Today is a resting day in Shigatse, Tibet’s second biggest town. We were all very happy that we did not have to ride today, because we are all tired and suddenly everybody is getting injuries (mainly knee injuries: the joints in my knees cause me a lot of pain, but once you’re on the bike you try to forget about it). We have covered about 350 km so far, and we are getting close to 1/3 of the trip.
Yesterday we rode from Gyantse to Shigatse, a distance of about 95 kilometer at an average altitude of 3950 meters. Compared to some of the other stages this was an easy one. Even the altitude is not a real issue anymore, if you don’t ride too fast you don’t even notice it anymore. The next days we will be camping between 4500 and 5000 meters, and I hope that also there we won’t have any altitude related problems anymore. The ride yesterday was basically one straight road through a valley with high mountains on both sides. This is a fertile part of Tibet, and everywhere farmers were busy ploughing their land with yaks or horses. We stopped a couple of times to look at what they were doing, and sometimes they then also came to look at what we were doing. Communication was impossible, they did not speak any Mandarin only Tibetan. But all of them screamed ‘hello’ at us, followed by a big smile. My opinion is that Tibetans are extremely friendly people, at least in the part of Tibet that we have driven through so far.
The nature in Tibet is so beautiful: most of the time it is like you are riding on the moon, because there is hardly any vegetation at this altitude, and you are surrounded by snow covered mountains. It is very quiet, and you really feel the power of nature. Especially when it becomes windy or when the temperature suddenly drops 10-15 degrees (this can happen in a matter of minutes). The part we have ridden so far was very quiet, with hardly any people or cars.
And we have not seen any other bike riders so far, we seem to be the only ones who do this long-distance high-altitude ride on a bike. This is understandable of course, but actually the people who do this in a 4×4 miss out on a lot of interesting things that happen along the road or that can be seen along the route. I am really happy that I have chosen to see Tibet this way. And I am happy that I am still managing it, it is certainly not an easy ride.

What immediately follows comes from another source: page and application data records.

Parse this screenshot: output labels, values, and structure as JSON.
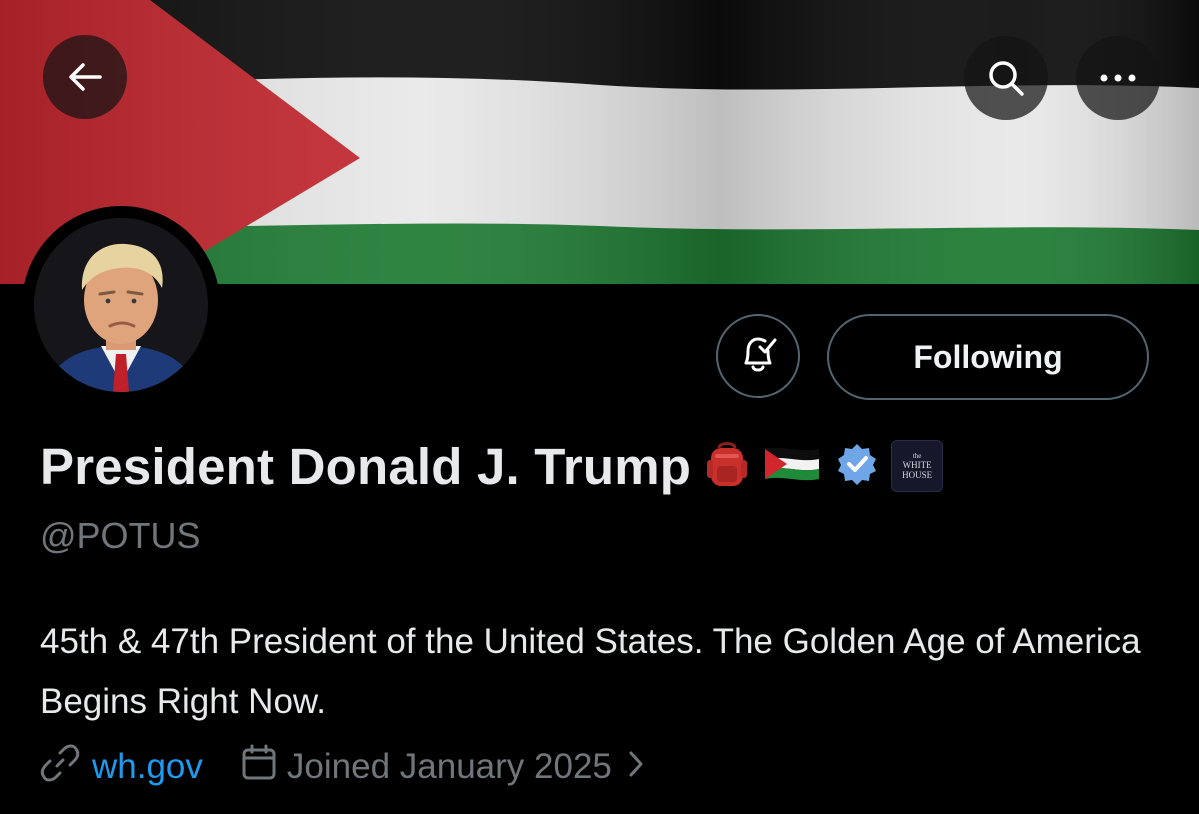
{
  "header": {
    "back_icon": "arrow-left-icon",
    "search_icon": "search-icon",
    "more_icon": "more-dots-icon"
  },
  "profile": {
    "display_name": "President Donald J. Trump",
    "handle": "@POTUS",
    "bio": "45th & 47th President of the United States. The Golden Age of America Begins Right Now.",
    "website": "wh.gov",
    "joined": "Joined January 2025",
    "verified_color": "#1d9bf0",
    "affiliation_badge": {
      "line1": "the",
      "line2": "WHITE",
      "line3": "HOUSE"
    }
  },
  "actions": {
    "notify_icon": "bell-check-icon",
    "following_label": "Following"
  },
  "colors": {
    "background": "#000000",
    "flag_red": "#c2262e",
    "flag_white": "#e8e8e8",
    "flag_green": "#1e7a32",
    "flag_black": "#0d0d0d",
    "link": "#1d9bf0",
    "muted": "#71767b"
  }
}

Shigatse, the town where we are now, is quite nice. It has an old Tibetan part, where people live their lives like they have been doing for the past hundreds of years. Not much has changed, except for the fact that they now have electricity (water they still don’t have). Shigatse, like Gyantse, has a Dzong (fort) overlooking the city. This one was destroyed in 1959 during a Tibetan uprising, but is now being rebuilt. We took a look at the Dzong today (officially not allowed, but we just walked up the mountain and into the fort), and only the outside is finished so far. After that we went to the monastery, which is about a kilometer away from the Dzong. This is the official residence of the Panchen Lama, and all the former Panchen Lama’s are buried here as well. There were hardly any other tourists (amazing, considering that this is one of the main sights in Tibet and it is May Holiday now here), so we could take a good look without being rushed around. This monastery was the nicest one we have seen so far, especially because most of it was saved during the Cultural Revolution. It is almost like a town within a town, and there are hundreds (or maybe thousands?) of monks still living here.

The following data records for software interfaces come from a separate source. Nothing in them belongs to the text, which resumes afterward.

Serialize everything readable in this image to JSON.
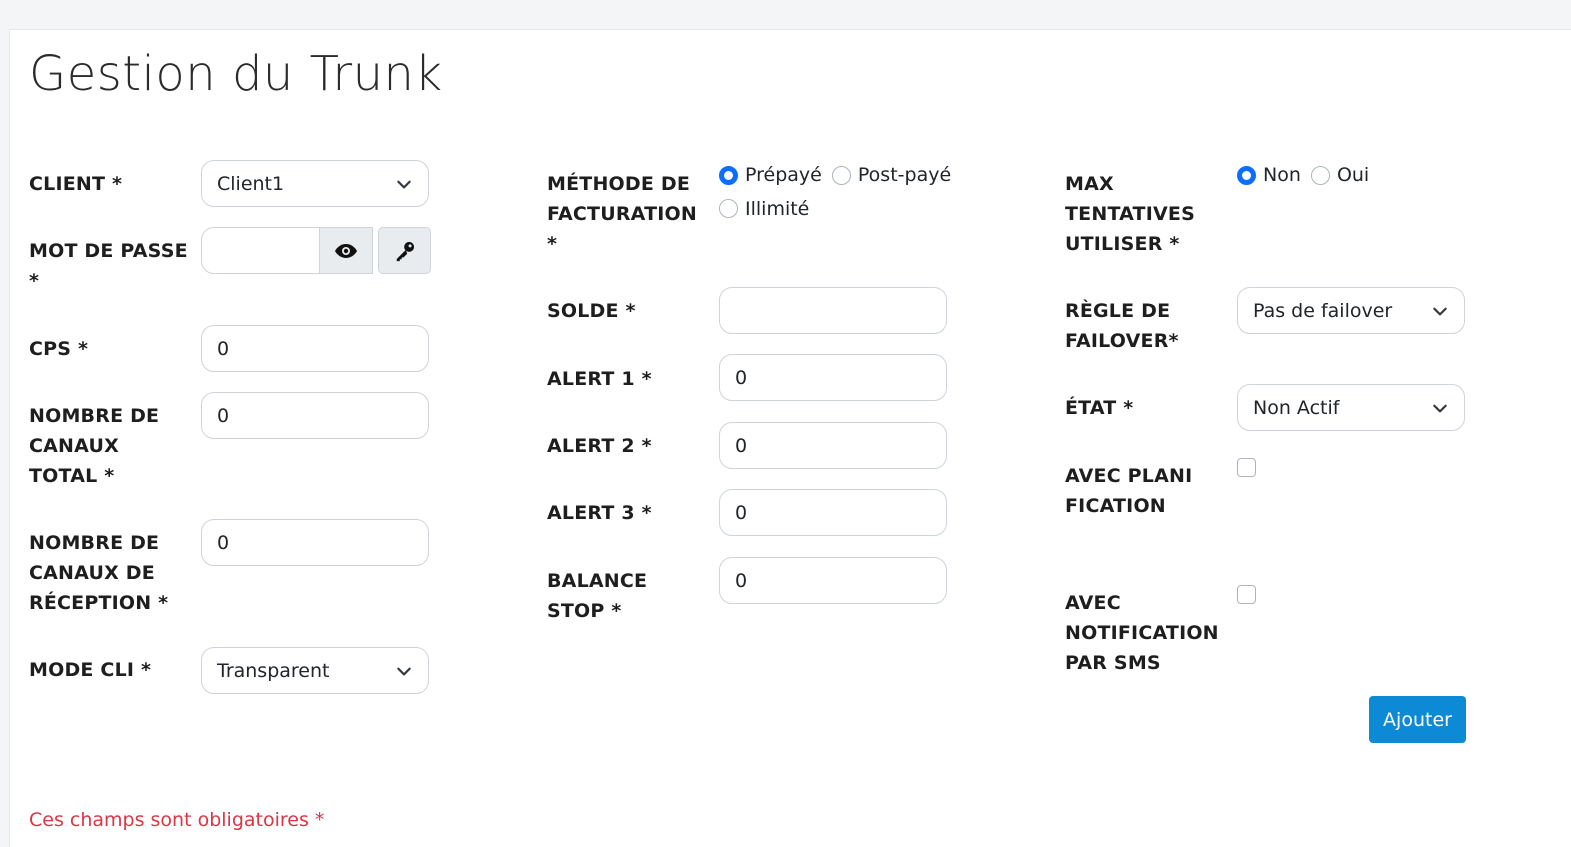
{
  "page_title": "Gestion du Trunk",
  "col1": {
    "client_label": "CLIENT *",
    "client_value": "Client1",
    "password_label": "MOT DE PASSE *",
    "cps_label": "CPS *",
    "cps_value": "0",
    "total_channels_label": "NOMBRE DE CANAUX TOTAL *",
    "total_channels_value": "0",
    "reception_channels_label": "NOMBRE DE CANAUX DE RÉCEPTION *",
    "reception_channels_value": "0",
    "cli_mode_label": "MODE CLI *",
    "cli_mode_value": "Transparent"
  },
  "col2": {
    "billing_label": "MÉTHODE DE FACTURATION *",
    "billing_options": [
      {
        "label": "Prépayé",
        "checked": true
      },
      {
        "label": "Post-payé",
        "checked": false
      },
      {
        "label": "Illimité",
        "checked": false
      }
    ],
    "balance_label": "SOLDE *",
    "balance_value": "",
    "alert1_label": "ALERT 1 *",
    "alert1_value": "0",
    "alert2_label": "ALERT 2 *",
    "alert2_value": "0",
    "alert3_label": "ALERT 3 *",
    "alert3_value": "0",
    "balance_stop_label": "BALANCE STOP *",
    "balance_stop_value": "0"
  },
  "col3": {
    "max_attempts_label": "MAX TENTATIVES UTILISER *",
    "max_attempts_options": [
      {
        "label": "Non",
        "checked": true
      },
      {
        "label": "Oui",
        "checked": false
      }
    ],
    "failover_label": "RÈGLE DE FAILOVER*",
    "failover_value": "Pas de failover",
    "state_label": "ÉTAT *",
    "state_value": "Non Actif",
    "planning_label": "AVEC PLANIFICATION",
    "planning_checked": false,
    "sms_label": "AVEC NOTIFICATION PAR SMS",
    "sms_checked": false,
    "add_button": "Ajouter"
  },
  "footer_note": "Ces champs sont obligatoires *",
  "colors": {
    "primary_radio": "#0d6efd",
    "button": "#0d8ad6",
    "required_note": "#dc3545"
  },
  "icons": [
    "eye-icon",
    "key-icon",
    "chevron-down-icon"
  ]
}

Today my wife and Gary’s girlfriend left, they are off to Lhasa and then fly back to Shanghai. Someone has to earn money 🙂 They will pick us up in Kathmandu in about 2 weeks from now. It’s probably better that they are going back, because from now on the trip will be getting really difficult. No more hotels, and probably some really cold nights (and snow) high up in the mountains. I think it’s better we face these hardships alone, instead of letting them ‘suffer’ with us.